Privy Council -  · The name given to the king's council in 1536 by Thomas Cromwell, who formalized and modernized that and other institutions of Henry's royal government.
Protestant -  · Usually, a Christian denying the universal authority of the Pope and affirming the Reformation principles of justification by faith alone, the priesthood of all believers, and the primacy of the Bible as the only source of revealed truth. The Church of England originally, under Henry VIII, rejected such doctrines, and persecuted Protestants along with Roman Catholics, who acknowledged papal authority.
schism -  · A formal split within a church, usually over disputes in rightful authority, not always involving disputes over religious dogmas; also the break between the Church of England and the Roman Catholic Church in 1534, formalized with the Act of Supremacy.
Transubstantiation -  · Idea that bread and wine, prayed over by a priest, becomes thoroughly and substantially the real body and blood of Jesus Christ. This concept has been accepted by the Roman Catholic Church, the Church of England, and other theologically orthodox Christian churches, and was often used as a test for the suppression of Protestants during Henry VIII's time.

Events

Act of Appeals - 1533 motion by Henry, passed by Parliament, which prohibited defendants in England's church courts to appeal their cases to Rome, effectively cutting of all legal ties to the Roman Catholic Church.
Act of Supremacy - 1534 act in Parliament which declared Henry VIII the Supreme Head on Earth of the Church of England, formalizing the nation's break with the Roman Catholic Church.
English Reformation - Gradual spread and political establishment of the Protestant faith in England; it was catalyzed by Henry's break from the Roman Catholic Church after his divorce from Catherine of Aragon in 1533.
Holy League - 1511 alliance between England, Spain, Venice, and the Holy Roman Empire made to fight the French, who were advancing through northern Italy and threatening the security of the Papal States.
Oath of Succession - 1534 oath required of all Church and State officials in England, recognizing the supremacy of Henry over the Church of England and acknowledging the legitimacy of the king's marriage to Anne Boleyn.
Pilgrimage of Grace - 1536 uprising of Catholics and poor farmers in northern England, mainly in Yorkshire and Lincolnshire.
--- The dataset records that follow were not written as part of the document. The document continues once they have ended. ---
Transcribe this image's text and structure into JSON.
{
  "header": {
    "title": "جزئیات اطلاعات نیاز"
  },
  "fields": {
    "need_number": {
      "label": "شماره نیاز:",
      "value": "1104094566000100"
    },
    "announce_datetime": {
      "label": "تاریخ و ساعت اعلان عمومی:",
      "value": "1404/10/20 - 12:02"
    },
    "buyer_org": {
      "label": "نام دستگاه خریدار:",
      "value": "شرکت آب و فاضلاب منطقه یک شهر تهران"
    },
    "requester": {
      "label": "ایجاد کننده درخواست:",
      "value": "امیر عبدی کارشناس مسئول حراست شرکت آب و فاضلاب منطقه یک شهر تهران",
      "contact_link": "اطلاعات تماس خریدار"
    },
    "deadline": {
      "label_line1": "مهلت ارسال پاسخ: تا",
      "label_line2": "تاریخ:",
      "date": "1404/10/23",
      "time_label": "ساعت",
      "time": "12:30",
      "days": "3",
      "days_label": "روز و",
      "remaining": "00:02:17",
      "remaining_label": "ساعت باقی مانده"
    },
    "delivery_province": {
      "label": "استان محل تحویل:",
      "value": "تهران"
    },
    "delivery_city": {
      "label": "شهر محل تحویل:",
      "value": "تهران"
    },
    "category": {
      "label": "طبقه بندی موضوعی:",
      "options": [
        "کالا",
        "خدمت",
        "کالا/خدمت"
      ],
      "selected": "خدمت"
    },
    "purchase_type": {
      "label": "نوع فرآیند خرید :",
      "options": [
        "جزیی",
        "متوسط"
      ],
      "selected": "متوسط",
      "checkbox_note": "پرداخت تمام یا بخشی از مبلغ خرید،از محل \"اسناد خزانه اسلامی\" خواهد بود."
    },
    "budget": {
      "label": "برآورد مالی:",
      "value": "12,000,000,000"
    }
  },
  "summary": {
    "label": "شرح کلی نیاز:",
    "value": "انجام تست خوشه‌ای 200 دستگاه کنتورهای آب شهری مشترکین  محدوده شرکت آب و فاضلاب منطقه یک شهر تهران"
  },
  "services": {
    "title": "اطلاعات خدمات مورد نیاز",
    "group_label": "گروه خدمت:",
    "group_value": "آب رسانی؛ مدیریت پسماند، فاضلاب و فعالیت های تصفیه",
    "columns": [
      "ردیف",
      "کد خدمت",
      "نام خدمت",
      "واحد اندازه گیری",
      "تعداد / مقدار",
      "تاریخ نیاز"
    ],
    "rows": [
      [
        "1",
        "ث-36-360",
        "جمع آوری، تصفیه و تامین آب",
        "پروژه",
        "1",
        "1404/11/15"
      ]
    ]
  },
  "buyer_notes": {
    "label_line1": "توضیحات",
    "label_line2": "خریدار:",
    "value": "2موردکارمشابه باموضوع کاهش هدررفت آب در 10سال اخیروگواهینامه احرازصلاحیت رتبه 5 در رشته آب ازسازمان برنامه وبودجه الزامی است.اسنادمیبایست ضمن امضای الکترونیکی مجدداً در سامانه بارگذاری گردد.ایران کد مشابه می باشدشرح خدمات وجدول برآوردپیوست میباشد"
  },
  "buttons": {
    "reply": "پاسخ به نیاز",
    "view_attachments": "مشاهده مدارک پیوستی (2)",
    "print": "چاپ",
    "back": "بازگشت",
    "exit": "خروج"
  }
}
The rebels were led by Robert Aske and were primarily upset with the anti-Catholic developments in Henry's government, although they were also fed up with the burdens of high rents and bad farming conditions.
Poor Law - 1536 effort by the government to relieve the major social problem of vagrancy, or rural unemployment, and to take responsibility for the poorest members of English society.
Six Articles - 1539 revision of the Ten Articles. Asserted strongly the Church of England's commitment to orthodoxy, stating that the doctrine of Transubstantiation was true, priests should not marry, monastic vows were inviolable, private masses were legal, and oral confessions to a priest were necessary.
Solway Moss - August 1542 battle between 3000 English troops and 10,000 Scots under King James V. The Scots were defeated handily; this was a major victory for the English, and it commenced a three-year war between the hostile countries.
Supplication against the Ordinaries  - 1532 act of Parliament which deprived all the clergy in the English Church of their legal independence from the king's government. It was the first official step toward Henry's full break with the Roman Catholic Church.
Ten Articles - 1536 act of Parliament which stated the official positions of the Church of England. It upheld orthodox teachings on the sacraments of baptism, penance, and Transubstantiation in the Holy Eucharist, but also introduced government opposition to traditional Catholic practices such as prayerful devotions to saints and to Mary, the mother of Jesus Christ.

Henry VIII: Popular pages